There was a long time when I had no desire to see this latest installment in the Transformers franchise. I was intrigued by the idea of a prequel and that it wasn’t led by Michael Bay but it wasn’t enough to take the sour taste from my mouth. As trailers and posters released I found myself a bit more interested but still not excited. Then the film came out to reviewers and it was the first Transformers live action movie to receive a fresh rating on Rotten Tomatoes. I still wasn’t excited, the taste of rotten Michael Bay garbage was too fresh. There was no way that a Transformers movie could be good anymore.
Today I decided to give it a shot and it was worth it. It is now clear that Michael Bay needs to take a back seat with this franchise. Director Travis Knight did a fantastic job with this prequel to the Transformers Saga that we have come to know. He took a franchise that relied on visuals and action above all else and gave us a film with love-able characters, an interesting story and brought back the nostalgia from the cartoon.
Hailee Steinfeld (Enders Game, Pitch Perfect 3) knocks the role out of the park. Playing the role of Charlie, a teen girl almost to her 18th birthday, we see a young woman who is processing the loss of her father, listens to awesome 80’s tunes, and loves cars. From the opening moments we get to know her character at a deeper level than we ever got to know Shia Labeouf’s character Sam. Rather than a horny teenage boy with little charm we get a young woman who has attitude, real feelings and is relatable. She isn’t obsessing about getting into Megan Fox’s pants but instead working a job, going to school and trying to fix the old car her and her father had been working on.
It is on her birthday that she meets Bumblebee. As we learn in the trailer, she gets the run down bug not knowing it is actually an alien from another planet. They form an instant bond and within about 10 minutes of seeing them together I was convinced that this should just be a separate universe because Charlie and Bumblebee has a far deeper bond than Sam and B ever had. The films dives into that relationship rather than focuses on Allsparks or other Transformer lore. Don’t get me wrong, all of that is fun stuff from the TV show but Bumblebee instead focuses on character development and relationships. Late into the second act I was actually thinking I didn’t want to see any action. Instead I wanted to keep seeing Charlie and Bumblebee hang out together and develop a friendship.
The character building was so good compared to the other films in the franchise that it felt like the main arc of the film was actually secondary to the story. When the third act came around and the action picked up I was entertained but more so because of the build up of relationships. This is how a film should feel. The audience should care about the characters and their relationships so that the peril they experience later on means something.

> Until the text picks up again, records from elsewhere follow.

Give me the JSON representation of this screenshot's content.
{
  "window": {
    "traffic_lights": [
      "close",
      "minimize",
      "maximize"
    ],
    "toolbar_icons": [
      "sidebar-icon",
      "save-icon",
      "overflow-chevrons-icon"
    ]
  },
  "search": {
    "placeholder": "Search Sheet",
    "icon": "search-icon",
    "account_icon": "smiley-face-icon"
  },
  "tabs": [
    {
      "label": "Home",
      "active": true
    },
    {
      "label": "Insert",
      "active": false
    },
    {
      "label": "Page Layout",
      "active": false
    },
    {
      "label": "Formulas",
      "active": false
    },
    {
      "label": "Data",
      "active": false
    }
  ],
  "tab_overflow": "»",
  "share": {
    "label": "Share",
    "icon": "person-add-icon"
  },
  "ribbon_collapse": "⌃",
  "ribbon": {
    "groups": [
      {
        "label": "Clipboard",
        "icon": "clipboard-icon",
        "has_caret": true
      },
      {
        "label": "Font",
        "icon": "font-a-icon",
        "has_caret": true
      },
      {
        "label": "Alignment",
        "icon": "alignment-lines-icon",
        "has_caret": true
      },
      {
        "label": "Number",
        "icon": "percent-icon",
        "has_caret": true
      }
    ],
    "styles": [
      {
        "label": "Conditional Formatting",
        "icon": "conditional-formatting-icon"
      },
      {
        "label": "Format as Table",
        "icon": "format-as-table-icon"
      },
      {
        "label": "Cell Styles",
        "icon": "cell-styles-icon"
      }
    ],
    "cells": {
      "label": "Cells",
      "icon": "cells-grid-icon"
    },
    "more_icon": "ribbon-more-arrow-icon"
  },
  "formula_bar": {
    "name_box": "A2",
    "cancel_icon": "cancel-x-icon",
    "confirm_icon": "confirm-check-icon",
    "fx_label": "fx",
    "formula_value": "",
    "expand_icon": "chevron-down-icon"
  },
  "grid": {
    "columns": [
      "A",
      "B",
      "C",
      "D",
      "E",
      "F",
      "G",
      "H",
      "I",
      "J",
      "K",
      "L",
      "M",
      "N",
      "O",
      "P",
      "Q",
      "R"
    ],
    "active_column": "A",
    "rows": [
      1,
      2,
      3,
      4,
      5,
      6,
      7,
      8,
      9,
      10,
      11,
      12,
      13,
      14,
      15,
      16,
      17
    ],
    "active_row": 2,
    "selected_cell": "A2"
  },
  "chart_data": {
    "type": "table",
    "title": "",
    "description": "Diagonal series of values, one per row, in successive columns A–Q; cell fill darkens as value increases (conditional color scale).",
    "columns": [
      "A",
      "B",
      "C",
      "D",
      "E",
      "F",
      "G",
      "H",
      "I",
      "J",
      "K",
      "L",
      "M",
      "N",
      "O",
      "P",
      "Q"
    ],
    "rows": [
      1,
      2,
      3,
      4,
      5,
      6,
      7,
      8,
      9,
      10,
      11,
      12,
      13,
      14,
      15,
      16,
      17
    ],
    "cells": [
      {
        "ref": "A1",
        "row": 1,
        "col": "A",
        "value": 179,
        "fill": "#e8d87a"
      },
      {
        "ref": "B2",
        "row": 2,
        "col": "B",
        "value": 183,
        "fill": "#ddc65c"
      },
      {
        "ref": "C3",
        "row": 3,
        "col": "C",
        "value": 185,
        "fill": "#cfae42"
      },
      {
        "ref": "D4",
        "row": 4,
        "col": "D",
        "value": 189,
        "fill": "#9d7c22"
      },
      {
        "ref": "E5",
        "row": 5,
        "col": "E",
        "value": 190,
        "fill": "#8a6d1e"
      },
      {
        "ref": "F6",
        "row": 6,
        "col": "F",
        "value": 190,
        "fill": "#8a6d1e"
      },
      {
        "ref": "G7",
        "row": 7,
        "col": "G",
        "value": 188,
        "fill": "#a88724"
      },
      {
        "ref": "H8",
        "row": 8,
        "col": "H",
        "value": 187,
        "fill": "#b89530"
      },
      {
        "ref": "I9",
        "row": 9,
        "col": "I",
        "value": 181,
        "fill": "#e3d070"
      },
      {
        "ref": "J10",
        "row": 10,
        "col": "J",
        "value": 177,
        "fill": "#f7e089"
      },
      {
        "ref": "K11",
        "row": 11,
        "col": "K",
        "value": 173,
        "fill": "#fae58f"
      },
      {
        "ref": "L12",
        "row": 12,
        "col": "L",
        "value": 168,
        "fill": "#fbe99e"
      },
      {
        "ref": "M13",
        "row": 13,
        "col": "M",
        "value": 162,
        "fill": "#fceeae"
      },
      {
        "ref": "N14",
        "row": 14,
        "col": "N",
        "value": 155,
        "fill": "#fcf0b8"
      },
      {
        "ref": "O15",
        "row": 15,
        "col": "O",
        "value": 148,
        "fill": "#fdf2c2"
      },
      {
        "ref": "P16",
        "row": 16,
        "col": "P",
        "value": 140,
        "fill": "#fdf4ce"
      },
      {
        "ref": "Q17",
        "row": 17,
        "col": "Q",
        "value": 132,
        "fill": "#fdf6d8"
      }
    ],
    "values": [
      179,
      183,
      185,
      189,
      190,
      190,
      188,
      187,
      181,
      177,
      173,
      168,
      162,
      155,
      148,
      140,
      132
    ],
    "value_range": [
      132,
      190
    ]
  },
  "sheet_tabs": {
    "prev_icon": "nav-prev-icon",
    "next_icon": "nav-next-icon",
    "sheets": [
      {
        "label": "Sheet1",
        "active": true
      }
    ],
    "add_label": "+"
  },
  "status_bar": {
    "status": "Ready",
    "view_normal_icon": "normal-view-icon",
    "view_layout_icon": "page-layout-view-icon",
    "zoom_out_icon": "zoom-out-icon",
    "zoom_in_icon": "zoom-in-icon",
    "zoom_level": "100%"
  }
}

Bumblebee isn’t without its flaws though. While I have been showering it with exorbitant praise a big stain on the film is John Cena. I like Cena as a comedic actor and he is ok as an action hero but he was bad here. A high ranking military officer he is constantly trying to destroy all Autobots, most notably Bumblebee. This itself isn’t bad but the writing and acting mesh so poorly that it was distracting. Cena’s character Agent Burns is boring, bland and uninteresting. We don’t learn anything of substance about him other than that he loves his country. This alone isn’t enough to make his character engaging to watch.
The CGI and special effects are spot on and what we have come to expect from massive blockbusters like this. Refreshingly the action was not over the top and excessive like the other films in the franchise. There were explosions, heavy hitting Autobot fights and more but it was enough rather than too much. These moments fit into the story to help tell the story being offered rather than being there to help audiences be more interested in between moments of incoherent nonsense like we saw in the last two Transformers films.
The small cast, grounded approach and focus on characters and relationships elevate Bumblebee above its peers. The connection I felt for the main characters made this film extremely fun to watch and one that I look forward to owning at a later date. It has enough action and visual fidelity that I look forward to a second viewing in 4K but not so much that it feels like it is there to make up for the lack of a story. The 80’s aesthetic was a lot of fun and gave us call backs to plenty of nostalgia in the form of products, style, music and more. Bumblebee is far from perfect with the extremely distracting John Cena character Agent Burns but the lovely relationship between the titular character and Hailee Steinfeld’s Charlie was enough to make this a much watch this season.
4 out of 5 Couch Cushions!!!